▶ [Entries supplied]
[Start of Attachment]

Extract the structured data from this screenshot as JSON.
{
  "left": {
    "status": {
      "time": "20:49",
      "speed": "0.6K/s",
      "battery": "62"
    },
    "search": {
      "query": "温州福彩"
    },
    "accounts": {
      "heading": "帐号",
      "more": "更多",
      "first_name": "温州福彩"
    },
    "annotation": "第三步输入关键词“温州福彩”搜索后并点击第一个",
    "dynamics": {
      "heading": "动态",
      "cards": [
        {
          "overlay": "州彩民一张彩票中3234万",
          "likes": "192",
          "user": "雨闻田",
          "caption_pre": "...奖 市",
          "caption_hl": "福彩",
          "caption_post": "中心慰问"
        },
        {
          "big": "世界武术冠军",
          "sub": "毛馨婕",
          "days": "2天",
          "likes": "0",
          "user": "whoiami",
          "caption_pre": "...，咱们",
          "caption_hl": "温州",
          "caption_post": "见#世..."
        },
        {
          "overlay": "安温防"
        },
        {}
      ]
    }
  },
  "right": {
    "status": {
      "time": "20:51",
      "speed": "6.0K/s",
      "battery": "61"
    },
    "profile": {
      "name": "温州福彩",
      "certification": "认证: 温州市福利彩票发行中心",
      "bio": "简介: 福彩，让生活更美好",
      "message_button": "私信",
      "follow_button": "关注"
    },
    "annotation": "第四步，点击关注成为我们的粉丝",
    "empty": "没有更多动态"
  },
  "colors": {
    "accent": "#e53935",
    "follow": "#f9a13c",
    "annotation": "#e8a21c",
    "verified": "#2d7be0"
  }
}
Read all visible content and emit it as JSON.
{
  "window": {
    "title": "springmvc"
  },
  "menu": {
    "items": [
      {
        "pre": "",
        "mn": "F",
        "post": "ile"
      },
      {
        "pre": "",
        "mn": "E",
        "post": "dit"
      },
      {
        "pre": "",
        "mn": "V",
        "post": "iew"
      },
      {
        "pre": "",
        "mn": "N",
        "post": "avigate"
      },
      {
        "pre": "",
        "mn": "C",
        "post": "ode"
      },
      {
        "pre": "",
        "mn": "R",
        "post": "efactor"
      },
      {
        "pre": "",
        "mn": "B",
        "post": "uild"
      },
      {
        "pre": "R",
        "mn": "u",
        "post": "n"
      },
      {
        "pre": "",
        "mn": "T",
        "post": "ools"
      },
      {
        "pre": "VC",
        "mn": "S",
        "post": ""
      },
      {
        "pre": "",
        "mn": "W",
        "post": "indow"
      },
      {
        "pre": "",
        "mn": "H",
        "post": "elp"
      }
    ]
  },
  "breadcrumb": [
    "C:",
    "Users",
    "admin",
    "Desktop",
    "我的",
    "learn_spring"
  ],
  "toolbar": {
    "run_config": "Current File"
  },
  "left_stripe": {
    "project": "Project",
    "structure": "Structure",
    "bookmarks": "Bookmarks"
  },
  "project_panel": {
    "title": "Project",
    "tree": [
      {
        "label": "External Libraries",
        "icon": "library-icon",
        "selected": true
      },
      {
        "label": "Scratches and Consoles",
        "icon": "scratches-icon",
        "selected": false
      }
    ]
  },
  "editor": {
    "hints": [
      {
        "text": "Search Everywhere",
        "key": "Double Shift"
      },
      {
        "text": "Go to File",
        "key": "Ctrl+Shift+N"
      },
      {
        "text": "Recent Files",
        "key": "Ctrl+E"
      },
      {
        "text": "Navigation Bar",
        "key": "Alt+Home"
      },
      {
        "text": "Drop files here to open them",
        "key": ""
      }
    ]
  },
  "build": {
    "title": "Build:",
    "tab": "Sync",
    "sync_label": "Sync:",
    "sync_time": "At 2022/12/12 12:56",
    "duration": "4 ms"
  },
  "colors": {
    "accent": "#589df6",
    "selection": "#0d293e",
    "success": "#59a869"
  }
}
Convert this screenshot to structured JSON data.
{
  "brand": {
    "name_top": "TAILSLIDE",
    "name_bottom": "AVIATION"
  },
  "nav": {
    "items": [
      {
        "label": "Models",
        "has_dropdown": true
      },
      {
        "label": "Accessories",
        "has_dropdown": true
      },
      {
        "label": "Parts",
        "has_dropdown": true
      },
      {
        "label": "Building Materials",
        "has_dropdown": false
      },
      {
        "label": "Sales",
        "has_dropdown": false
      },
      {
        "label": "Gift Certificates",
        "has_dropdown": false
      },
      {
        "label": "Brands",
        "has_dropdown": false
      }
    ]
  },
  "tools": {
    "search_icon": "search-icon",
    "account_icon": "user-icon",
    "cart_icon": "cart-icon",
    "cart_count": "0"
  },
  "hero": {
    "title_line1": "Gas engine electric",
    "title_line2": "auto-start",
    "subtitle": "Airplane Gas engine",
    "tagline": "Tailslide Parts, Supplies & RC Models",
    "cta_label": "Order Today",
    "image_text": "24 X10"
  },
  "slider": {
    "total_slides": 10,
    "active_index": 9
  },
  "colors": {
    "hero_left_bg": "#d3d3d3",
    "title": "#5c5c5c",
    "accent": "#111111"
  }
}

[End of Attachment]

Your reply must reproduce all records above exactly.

▶ [Output of the exercise]
Extract the structured data from this screenshot as JSON.
{
  "left": {
    "status": {
      "time": "20:49",
      "speed": "0.6K/s",
      "battery": "62"
    },
    "search": {
      "query": "温州福彩"
    },
    "accounts": {
      "heading": "帐号",
      "more": "更多",
      "first_name": "温州福彩"
    },
    "annotation": "第三步输入关键词“温州福彩”搜索后并点击第一个",
    "dynamics": {
      "heading": "动态",
      "cards": [
        {
          "overlay": "州彩民一张彩票中3234万",
          "likes": "192",
          "user": "雨闻田",
          "caption_pre": "...奖 市",
          "caption_hl": "福彩",
          "caption_post": "中心慰问"
        },
        {
          "big": "世界武术冠军",
          "sub": "毛馨婕",
          "days": "2天",
          "likes": "0",
          "user": "whoiami",
          "caption_pre": "...，咱们",
          "caption_hl": "温州",
          "caption_post": "见#世..."
        },
        {
          "overlay": "安温防"
        },
        {}
      ]
    }
  },
  "right": {
    "status": {
      "time": "20:51",
      "speed": "6.0K/s",
      "battery": "61"
    },
    "profile": {
      "name": "温州福彩",
      "certification": "认证: 温州市福利彩票发行中心",
      "bio": "简介: 福彩，让生活更美好",
      "message_button": "私信",
      "follow_button": "关注"
    },
    "annotation": "第四步，点击关注成为我们的粉丝",
    "empty": "没有更多动态"
  },
  "colors": {
    "accent": "#e53935",
    "follow": "#f9a13c",
    "annotation": "#e8a21c",
    "verified": "#2d7be0"
  }
}
Read all visible content and emit it as JSON.
{
  "window": {
    "title": "springmvc"
  },
  "menu": {
    "items": [
      {
        "pre": "",
        "mn": "F",
        "post": "ile"
      },
      {
        "pre": "",
        "mn": "E",
        "post": "dit"
      },
      {
        "pre": "",
        "mn": "V",
        "post": "iew"
      },
      {
        "pre": "",
        "mn": "N",
        "post": "avigate"
      },
      {
        "pre": "",
        "mn": "C",
        "post": "ode"
      },
      {
        "pre": "",
        "mn": "R",
        "post": "efactor"
      },
      {
        "pre": "",
        "mn": "B",
        "post": "uild"
      },
      {
        "pre": "R",
        "mn": "u",
        "post": "n"
      },
      {
        "pre": "",
        "mn": "T",
        "post": "ools"
      },
      {
        "pre": "VC",
        "mn": "S",
        "post": ""
      },
      {
        "pre": "",
        "mn": "W",
        "post": "indow"
      },
      {
        "pre": "",
        "mn": "H",
        "post": "elp"
      }
    ]
  },
  "breadcrumb": [
    "C:",
    "Users",
    "admin",
    "Desktop",
    "我的",
    "learn_spring"
  ],
  "toolbar": {
    "run_config": "Current File"
  },
  "left_stripe": {
    "project": "Project",
    "structure": "Structure",
    "bookmarks": "Bookmarks"
  },
  "project_panel": {
    "title": "Project",
    "tree": [
      {
        "label": "External Libraries",
        "icon": "library-icon",
        "selected": true
      },
      {
        "label": "Scratches and Consoles",
        "icon": "scratches-icon",
        "selected": false
      }
    ]
  },
  "editor": {
    "hints": [
      {
        "text": "Search Everywhere",
        "key": "Double Shift"
      },
      {
        "text": "Go to File",
        "key": "Ctrl+Shift+N"
      },
      {
        "text": "Recent Files",
        "key": "Ctrl+E"
      },
      {
        "text": "Navigation Bar",
        "key": "Alt+Home"
      },
      {
        "text": "Drop files here to open them",
        "key": ""
      }
    ]
  },
  "build": {
    "title": "Build:",
    "tab": "Sync",
    "sync_label": "Sync:",
    "sync_time": "At 2022/12/12 12:56",
    "duration": "4 ms"
  },
  "colors": {
    "accent": "#589df6",
    "selection": "#0d293e",
    "success": "#59a869"
  }
}
Convert this screenshot to structured JSON data.
{
  "brand": {
    "name_top": "TAILSLIDE",
    "name_bottom": "AVIATION"
  },
  "nav": {
    "items": [
      {
        "label": "Models",
        "has_dropdown": true
      },
      {
        "label": "Accessories",
        "has_dropdown": true
      },
      {
        "label": "Parts",
        "has_dropdown": true
      },
      {
        "label": "Building Materials",
        "has_dropdown": false
      },
      {
        "label": "Sales",
        "has_dropdown": false
      },
      {
        "label": "Gift Certificates",
        "has_dropdown": false
      },
      {
        "label": "Brands",
        "has_dropdown": false
      }
    ]
  },
  "tools": {
    "search_icon": "search-icon",
    "account_icon": "user-icon",
    "cart_icon": "cart-icon",
    "cart_count": "0"
  },
  "hero": {
    "title_line1": "Gas engine electric",
    "title_line2": "auto-start",
    "subtitle": "Airplane Gas engine",
    "tagline": "Tailslide Parts, Supplies & RC Models",
    "cta_label": "Order Today",
    "image_text": "24 X10"
  },
  "slider": {
    "total_slides": 10,
    "active_index": 9
  },
  "colors": {
    "hero_left_bg": "#d3d3d3",
    "title": "#5c5c5c",
    "accent": "#111111"
  }
}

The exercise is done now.